Other Posterior Delt Exercises

Fear not if you’ve read this far and still haven’t found an exercise you like. Here are a few more posterior delt exercises using different equipment or just your body!

20. Rear Delt Around The Worlds

The around-the-world exercise is often done while lying on your back to target your chest and anterior delts. However, you can also perform this exercise face down to target your rear delts.

Usually, you do this exercise with light dumbbells. But I included it in this section because you can also use small weight plates or other light resistance.

21. Inverted Row

An inverted row is essentially a horizontal pull-up that you perform while hanging from a barbell on a rack or a Smith machine bar. To target your posterior delts, think about doing this exercise like a rear delt row.

In other words, pull the bar towards your chest while keeping your elbows out. And use an overhand grip with your hands slightly wider than shoulder-width.

22. Behind The Head Lat Pulldown

The wide-grip lat pulldown is one of the best lat exercises there is. So you might not associate it with working your rear delts.
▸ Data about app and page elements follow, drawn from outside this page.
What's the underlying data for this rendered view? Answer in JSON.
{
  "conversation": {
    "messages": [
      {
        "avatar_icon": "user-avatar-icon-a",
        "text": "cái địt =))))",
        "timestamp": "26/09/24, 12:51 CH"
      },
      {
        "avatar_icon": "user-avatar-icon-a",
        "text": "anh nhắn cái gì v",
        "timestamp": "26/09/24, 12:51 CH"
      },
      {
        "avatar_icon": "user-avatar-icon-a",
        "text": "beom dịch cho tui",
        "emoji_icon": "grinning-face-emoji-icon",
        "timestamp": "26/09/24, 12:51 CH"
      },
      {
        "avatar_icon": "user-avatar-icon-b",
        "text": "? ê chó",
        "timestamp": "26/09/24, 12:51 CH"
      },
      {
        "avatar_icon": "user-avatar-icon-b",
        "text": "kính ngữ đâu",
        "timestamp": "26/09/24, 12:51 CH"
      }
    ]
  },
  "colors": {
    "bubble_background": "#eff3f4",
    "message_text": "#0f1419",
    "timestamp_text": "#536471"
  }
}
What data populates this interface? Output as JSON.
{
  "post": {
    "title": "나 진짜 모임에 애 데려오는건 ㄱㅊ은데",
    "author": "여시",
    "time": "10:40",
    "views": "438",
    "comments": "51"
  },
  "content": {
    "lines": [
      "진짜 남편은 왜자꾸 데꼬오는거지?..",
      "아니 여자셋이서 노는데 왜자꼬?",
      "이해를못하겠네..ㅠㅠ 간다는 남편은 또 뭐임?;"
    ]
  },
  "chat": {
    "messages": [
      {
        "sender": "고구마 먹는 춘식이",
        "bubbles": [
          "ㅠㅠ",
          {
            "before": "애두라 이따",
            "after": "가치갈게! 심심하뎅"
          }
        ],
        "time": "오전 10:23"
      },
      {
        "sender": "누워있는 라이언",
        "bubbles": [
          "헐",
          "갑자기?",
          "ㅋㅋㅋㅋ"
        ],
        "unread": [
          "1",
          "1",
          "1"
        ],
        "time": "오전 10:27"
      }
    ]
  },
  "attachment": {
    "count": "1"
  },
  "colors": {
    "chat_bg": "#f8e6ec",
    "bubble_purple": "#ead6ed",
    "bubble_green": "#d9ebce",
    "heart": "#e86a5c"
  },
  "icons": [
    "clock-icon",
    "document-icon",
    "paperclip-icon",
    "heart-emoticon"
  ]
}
But the behind-the-head variation actually involves a lot of posterior delt due to the external rotation of your arms.

Now you might hear people say this variation is terrible for your shoulders. However, it’s perfectly safe if you maintain a neutral spine and neck position by scooting forward on the seat or sitting backward, so the pulley is behind your head.

23. Side Plank

The side plank is a popular core strengthening movement but not usually in a shoulder workout. Nevertheless, your rear delt does a lot of work during the side plank to keep your arm stabilized. And it’s a burn unlike any other exercise on the list!

workouts mobile

Custom Nutrition & Workout Plan

Get a personalized meal plan built to fit your body and lifestyle. Including a custom workout routine designed around your fitness goals.

With your custom plan, you will finally be able to burn fat, build muscle, and transform your body. All this for just $24.99!

Click here to choose your plan.

Posterior Deltoid Workout

Now you have twenty-three great exercises for posterior delts. But you might have analysis paralysis from all those options.

So I’m going to give you an example posterior delt workout. In addition, I’ll explain how to program these exercises in terms of frequency and sets/reps.

Posterior Deltoid Workout Frequency

The first thing to establish is how often you will train shoulders. The answer to that depends on your experience and your goals.

For beginners or people who can only work out a few days a week, a total body 3-day split works well. That means you would do a couple of shoulder exercises each workout three times per week.

More advanced lifters might work single muscle groups in each workout. This routine is called the bro split workout, which works excellent for growth (despite the name).

In that case, you would work your shoulders for an entire workout once or twice a week. And you want to include a few posterior deltoid exercises in those workouts.

Bro Split Posterior Deltoid Exercises

Posterior Deltoid Workout Sets & Reps

To grow your shoulders, it’s best to use a hypertrophy training program. That means using weights you can handle for 6-12 reps.

Also, you should aim for 4-6 sets per exercise. And each workout should include from 5 to 8 exercises. So that’s around 24-32 sets per workout.

Posterior Deltoid Workout Example

A posterior delt-focused workout starts to take shape with all this in mind. So here is an example using some of the exercises and tips you just learned.

Posterior Deltoid Workout

More Shoulder Exercises

In this article, you learned how to make your shoulders bigger and stronger with posterior delt exercises. But if you want balanced and proportioned shoulders, you can’t neglect your anterior and lateral delts!

So check out these other shoulder exercise articles:

Anterior Deltoid Exercises

Lateral Deltoid Exercises

Resistance Band Shoulder Exercises

Compound Shoulder Exercises

Cable Shoulder Exercises

With this information, you’re well on your way to building massive shoulders. And if you found this article helpful, take a look at some of my other great content below!

Share with your community and get the conversation started!

By |November 10, 2022|Workouts|0 Comments
Go to Top